_What is required_
Repeat each entry below exactly as it stands.

-- Exercise materials follows --

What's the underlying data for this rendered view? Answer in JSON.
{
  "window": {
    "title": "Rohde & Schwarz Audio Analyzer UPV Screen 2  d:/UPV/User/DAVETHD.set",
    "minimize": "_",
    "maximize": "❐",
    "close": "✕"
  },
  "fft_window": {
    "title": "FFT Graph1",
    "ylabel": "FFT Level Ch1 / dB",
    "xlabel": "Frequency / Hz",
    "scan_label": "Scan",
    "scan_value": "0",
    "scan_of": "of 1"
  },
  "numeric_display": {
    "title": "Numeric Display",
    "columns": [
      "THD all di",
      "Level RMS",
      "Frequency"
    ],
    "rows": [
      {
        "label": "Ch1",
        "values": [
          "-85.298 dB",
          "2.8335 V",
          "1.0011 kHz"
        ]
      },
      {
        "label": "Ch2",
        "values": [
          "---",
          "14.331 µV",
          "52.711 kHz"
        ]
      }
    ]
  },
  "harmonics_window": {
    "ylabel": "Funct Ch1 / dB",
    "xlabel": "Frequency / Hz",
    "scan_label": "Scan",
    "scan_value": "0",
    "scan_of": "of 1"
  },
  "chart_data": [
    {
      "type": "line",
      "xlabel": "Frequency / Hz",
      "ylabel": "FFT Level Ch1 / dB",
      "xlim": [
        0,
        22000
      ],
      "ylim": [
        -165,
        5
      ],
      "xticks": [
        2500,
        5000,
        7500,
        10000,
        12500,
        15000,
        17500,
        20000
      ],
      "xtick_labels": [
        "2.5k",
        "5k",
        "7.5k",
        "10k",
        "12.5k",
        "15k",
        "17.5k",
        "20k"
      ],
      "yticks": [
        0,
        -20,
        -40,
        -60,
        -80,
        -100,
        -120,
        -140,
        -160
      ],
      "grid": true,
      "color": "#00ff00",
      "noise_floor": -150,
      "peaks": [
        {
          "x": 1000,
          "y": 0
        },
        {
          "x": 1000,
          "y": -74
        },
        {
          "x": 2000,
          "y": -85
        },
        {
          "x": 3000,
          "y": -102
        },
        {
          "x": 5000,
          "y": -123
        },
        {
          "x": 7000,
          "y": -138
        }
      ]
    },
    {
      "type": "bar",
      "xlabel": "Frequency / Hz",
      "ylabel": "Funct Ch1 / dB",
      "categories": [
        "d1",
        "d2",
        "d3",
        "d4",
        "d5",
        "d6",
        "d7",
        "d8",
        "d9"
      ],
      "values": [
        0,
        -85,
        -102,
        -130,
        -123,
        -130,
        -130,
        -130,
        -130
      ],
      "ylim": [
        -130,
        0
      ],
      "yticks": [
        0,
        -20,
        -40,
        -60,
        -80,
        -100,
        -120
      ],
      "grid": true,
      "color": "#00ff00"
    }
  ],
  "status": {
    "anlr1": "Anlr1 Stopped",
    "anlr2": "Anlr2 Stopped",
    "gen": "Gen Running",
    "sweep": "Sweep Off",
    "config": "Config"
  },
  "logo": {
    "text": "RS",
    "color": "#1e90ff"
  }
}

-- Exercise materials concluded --

_Expected answer_
What's the underlying data for this rendered view? Answer in JSON.
{
  "window": {
    "title": "Rohde & Schwarz Audio Analyzer UPV Screen 2  d:/UPV/User/DAVETHD.set",
    "minimize": "_",
    "maximize": "❐",
    "close": "✕"
  },
  "fft_window": {
    "title": "FFT Graph1",
    "ylabel": "FFT Level Ch1 / dB",
    "xlabel": "Frequency / Hz",
    "scan_label": "Scan",
    "scan_value": "0",
    "scan_of": "of 1"
  },
  "numeric_display": {
    "title": "Numeric Display",
    "columns": [
      "THD all di",
      "Level RMS",
      "Frequency"
    ],
    "rows": [
      {
        "label": "Ch1",
        "values": [
          "-85.298 dB",
          "2.8335 V",
          "1.0011 kHz"
        ]
      },
      {
        "label": "Ch2",
        "values": [
          "---",
          "14.331 µV",
          "52.711 kHz"
        ]
      }
    ]
  },
  "harmonics_window": {
    "ylabel": "Funct Ch1 / dB",
    "xlabel": "Frequency / Hz",
    "scan_label": "Scan",
    "scan_value": "0",
    "scan_of": "of 1"
  },
  "chart_data": [
    {
      "type": "line",
      "xlabel": "Frequency / Hz",
      "ylabel": "FFT Level Ch1 / dB",
      "xlim": [
        0,
        22000
      ],
      "ylim": [
        -165,
        5
      ],
      "xticks": [
        2500,
        5000,
        7500,
        10000,
        12500,
        15000,
        17500,
        20000
      ],
      "xtick_labels": [
        "2.5k",
        "5k",
        "7.5k",
        "10k",
        "12.5k",
        "15k",
        "17.5k",
        "20k"
      ],
      "yticks": [
        0,
        -20,
        -40,
        -60,
        -80,
        -100,
        -120,
        -140,
        -160
      ],
      "grid": true,
      "color": "#00ff00",
      "noise_floor": -150,
      "peaks": [
        {
          "x": 1000,
          "y": 0
        },
        {
          "x": 1000,
          "y": -74
        },
        {
          "x": 2000,
          "y": -85
        },
        {
          "x": 3000,
          "y": -102
        },
        {
          "x": 5000,
          "y": -123
        },
        {
          "x": 7000,
          "y": -138
        }
      ]
    },
    {
      "type": "bar",
      "xlabel": "Frequency / Hz",
      "ylabel": "Funct Ch1 / dB",
      "categories": [
        "d1",
        "d2",
        "d3",
        "d4",
        "d5",
        "d6",
        "d7",
        "d8",
        "d9"
      ],
      "values": [
        0,
        -85,
        -102,
        -130,
        -123,
        -130,
        -130,
        -130,
        -130
      ],
      "ylim": [
        -130,
        0
      ],
      "yticks": [
        0,
        -20,
        -40,
        -60,
        -80,
        -100,
        -120
      ],
      "grid": true,
      "color": "#00ff00"
    }
  ],
  "status": {
    "anlr1": "Anlr1 Stopped",
    "anlr2": "Anlr2 Stopped",
    "gen": "Gen Running",
    "sweep": "Sweep Off",
    "config": "Config"
  },
  "logo": {
    "text": "RS",
    "color": "#1e90ff"
  }
}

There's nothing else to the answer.